%%
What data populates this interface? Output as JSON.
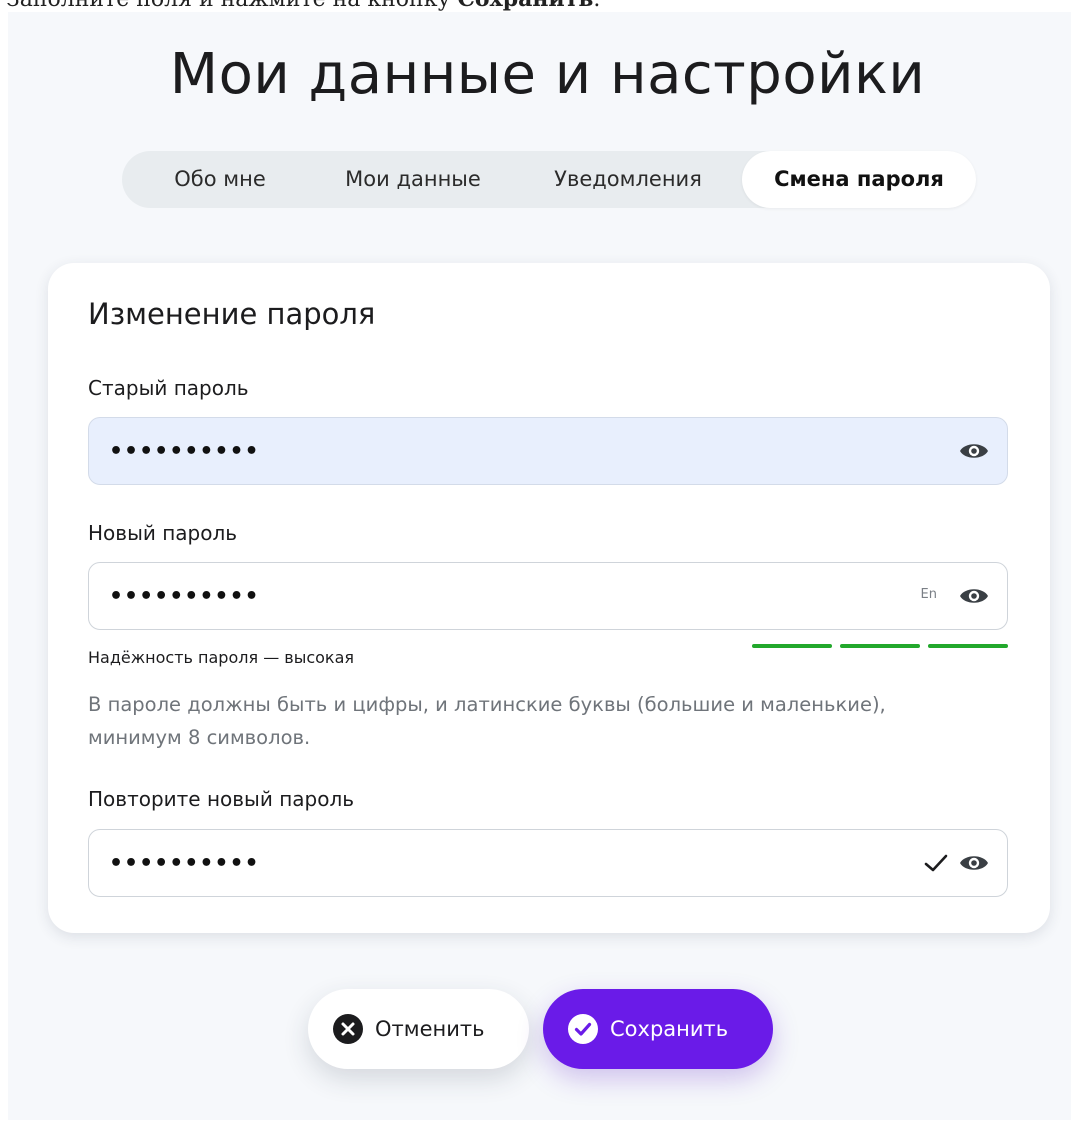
{
  "intro": {
    "prefix": "Заполните поля и нажмите на кнопку ",
    "button_name": "Сохранить",
    "suffix": "."
  },
  "page": {
    "title": "Мои данные и настройки"
  },
  "tabs": [
    {
      "label": "Обо мне",
      "active": false
    },
    {
      "label": "Мои данные",
      "active": false
    },
    {
      "label": "Уведомления",
      "active": false
    },
    {
      "label": "Смена пароля",
      "active": true
    }
  ],
  "form": {
    "title": "Изменение пароля",
    "old_password": {
      "label": "Старый пароль",
      "value": "••••••••••",
      "icon": "eye-icon"
    },
    "new_password": {
      "label": "Новый пароль",
      "value": "••••••••••",
      "layout_indicator": "En",
      "icon": "eye-icon",
      "strength_text": "Надёжность пароля — высокая",
      "strength_level": 3,
      "strength_max": 3,
      "strength_color": "#22a82c"
    },
    "hint": "В пароле должны быть и цифры, и латинские буквы (большие и маленькие), минимум 8 символов.",
    "repeat_password": {
      "label": "Повторите новый пароль",
      "value": "••••••••••",
      "status_icon": "checkmark-icon",
      "icon": "eye-icon"
    }
  },
  "actions": {
    "cancel_label": "Отменить",
    "cancel_icon": "close-circle-icon",
    "save_label": "Сохранить",
    "save_icon": "check-circle-icon",
    "save_color": "#6a1be8"
  },
  "colors": {
    "page_background": "#f6f8fb",
    "tab_track": "#e8ecef",
    "filled_field": "#e8effd",
    "accent": "#6a1be8"
  }
}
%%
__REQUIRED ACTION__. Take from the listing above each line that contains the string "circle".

__RESULT FOR THIS TASK__.
    "cancel_icon": "close-circle-icon",
    "save_icon": "check-circle-icon",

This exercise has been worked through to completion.